Ksenia Semyonova from Russia. She’ll give Nastia Liukin the most competition on the uneven bars. She’s the reigning bars champ and Nastia wants that title back BAD. Nastia upped her difficulty this year in order to compete with her and they’ll battle it out in event finals. She’s also the size of a small teapot.
Paul Hamm from USA. He broke his hand at the US Nationals back in June but was named to the team anyway based on the fact that he’s oodles better than any other American man right now. His brother Morgan also made the team – barely. Paul will try and defend his Olympic All-Around title but he’s going to have to get past Yang Wei from China and that is going to be one tough fight. Yang is incredible with huge difficulty levels. If Paul wins, it will be a bit of a miracle.
Ugh – the scoring is so complicated that I actually can’t even explain it succinctly. This really points to it being a HUGE issue with the new code of points more than it being an issue with my non-knowledge. Because by now you have probably figured out that I know far too much about this sport.
In a nutshell….
There are two scores that they combine for a total score. An A score and a B score.

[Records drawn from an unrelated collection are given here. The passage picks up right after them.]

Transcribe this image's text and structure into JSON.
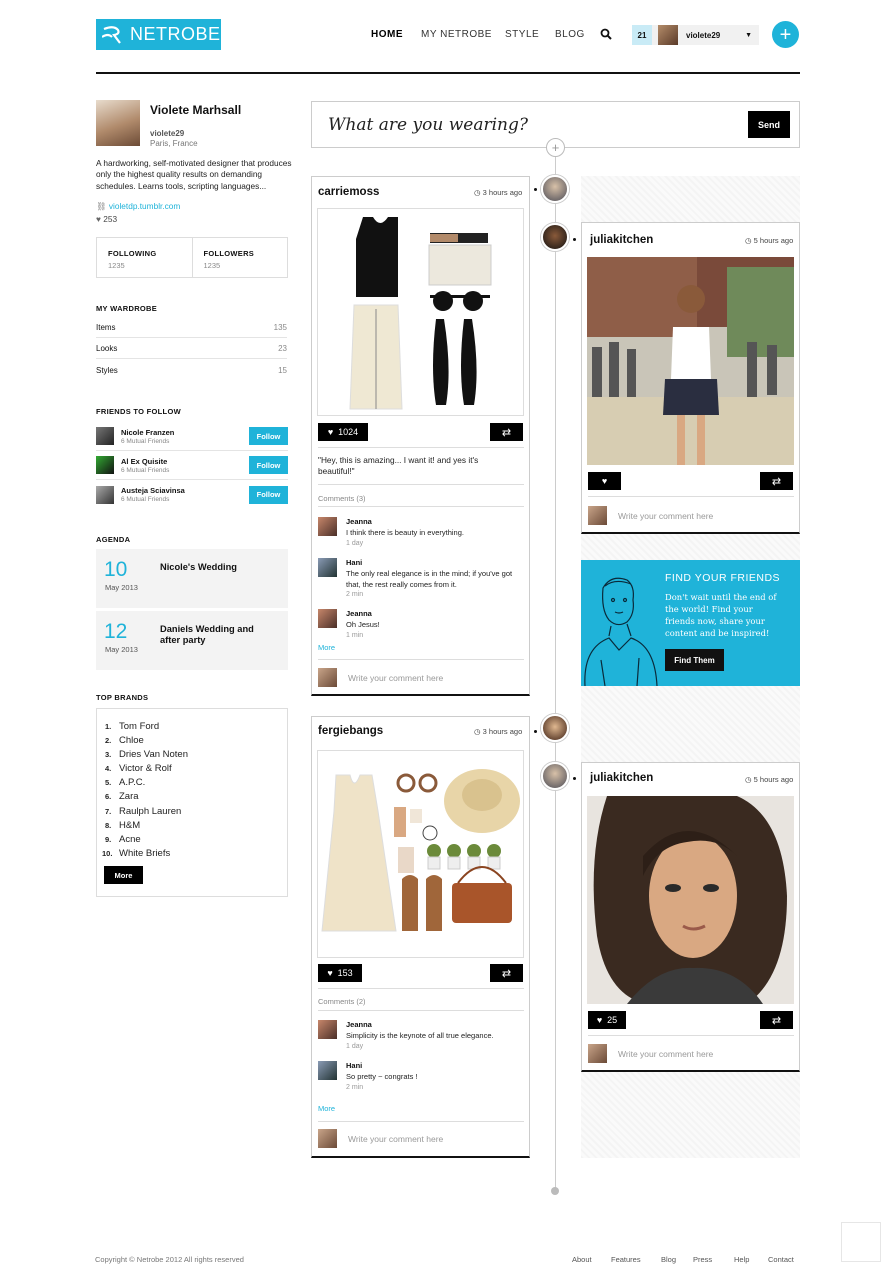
{
  "header": {
    "logo": "NETROBE",
    "nav": [
      "HOME",
      "MY NETROBE",
      "STYLE",
      "BLOG"
    ],
    "notifications": "21",
    "username": "violete29"
  },
  "profile": {
    "name": "Violete Marhsall",
    "username": "violete29",
    "location": "Paris, France",
    "bio": "A hardworking, self-motivated designer that produces only the highest quality results on demanding schedules. Learns tools, scripting languages...",
    "link": "violetdp.tumblr.com",
    "likes": "253",
    "following_label": "FOLLOWING",
    "following": "1235",
    "followers_label": "FOLLOWERS",
    "followers": "1235"
  },
  "wardrobe": {
    "title": "MY WARDROBE",
    "items": [
      {
        "label": "Items",
        "value": "135"
      },
      {
        "label": "Looks",
        "value": "23"
      },
      {
        "label": "Styles",
        "value": "15"
      }
    ]
  },
  "friends": {
    "title": "FRIENDS TO FOLLOW",
    "follow_label": "Follow",
    "items": [
      {
        "name": "Nicole Franzen",
        "mutual": "6 Mutual Friends"
      },
      {
        "name": "Al Ex Quisite",
        "mutual": "6 Mutual Friends"
      },
      {
        "name": "Austeja Sciavinsa",
        "mutual": "6 Mutual Friends"
      }
    ]
  },
  "agenda": {
    "title": "AGENDA",
    "items": [
      {
        "day": "10",
        "month": "May 2013",
        "event": "Nicole's Wedding"
      },
      {
        "day": "12",
        "month": "May 2013",
        "event": "Daniels Wedding and after party"
      }
    ]
  },
  "brands": {
    "title": "TOP BRANDS",
    "items": [
      "Tom Ford",
      "Chloe",
      "Dries Van Noten",
      "Victor & Rolf",
      "A.P.C.",
      "Zara",
      "Raulph Lauren",
      "H&M",
      "Acne",
      "White Briefs"
    ],
    "more": "More"
  },
  "composer": {
    "placeholder": "What are you wearing?",
    "send": "Send"
  },
  "posts": {
    "carrie": {
      "user": "carriemoss",
      "time": "3 hours ago",
      "likes": "1024",
      "quote": "\"Hey, this is amazing... I want it! and yes it's beautiful!\"",
      "comments_label": "Comments (3)",
      "comments": [
        {
          "name": "Jeanna",
          "text": "I think there is beauty in everything.",
          "time": "1 day"
        },
        {
          "name": "Hani",
          "text": "The only real elegance is in the mind; if you've got that, the rest really comes from it.",
          "time": "2 min"
        },
        {
          "name": "Jeanna",
          "text": "Oh Jesus!",
          "time": "1 min"
        }
      ],
      "more": "More",
      "write": "Write your comment here"
    },
    "julia1": {
      "user": "juliakitchen",
      "time": "5 hours ago",
      "write": "Write your comment here"
    },
    "fergie": {
      "user": "fergiebangs",
      "time": "3 hours ago",
      "likes": "153",
      "comments_label": "Comments (2)",
      "comments": [
        {
          "name": "Jeanna",
          "text": "Simplicity is the keynote of all true elegance.",
          "time": "1 day"
        },
        {
          "name": "Hani",
          "text": "So pretty ~ congrats !",
          "time": "2 min"
        }
      ],
      "more": "More",
      "write": "Write your comment here"
    },
    "julia2": {
      "user": "juliakitchen",
      "time": "5 hours ago",
      "likes": "25",
      "write": "Write your comment here"
    }
  },
  "ad": {
    "title": "FIND YOUR FRIENDS",
    "text": "Don't wait until the end of the world! Find your friends now, share your content and be inspired!",
    "button": "Find Them"
  },
  "footer": {
    "copyright": "Copyright © Netrobe 2012 All rights reserved",
    "links": [
      "About",
      "Features",
      "Blog",
      "Press",
      "Help",
      "Contact"
    ]
  }
}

A-score – think of it as a tally of elements. Each skill that a gymnast performs in a routine has a value. At the end of the routine, the element values are added together to create the A score. An A-score of 5-6 is great. An A-score of 7 is outrageous.
B-score – This is where they get to take deductions for form, wobbles and general non-prettiness. So where the A-score is an addition, the B-score is a subtraction. You start with a score of 10 and then points are taken every time you do something wrong.
Unfortunately, the system is way more complicated, but those are the basics and they’ll at least get you (and me) through!
I should have access to gmail while in China and my email is firstname.lastname@example.org
Email me with any other questions! I’m all about the education of gym fans in this world!!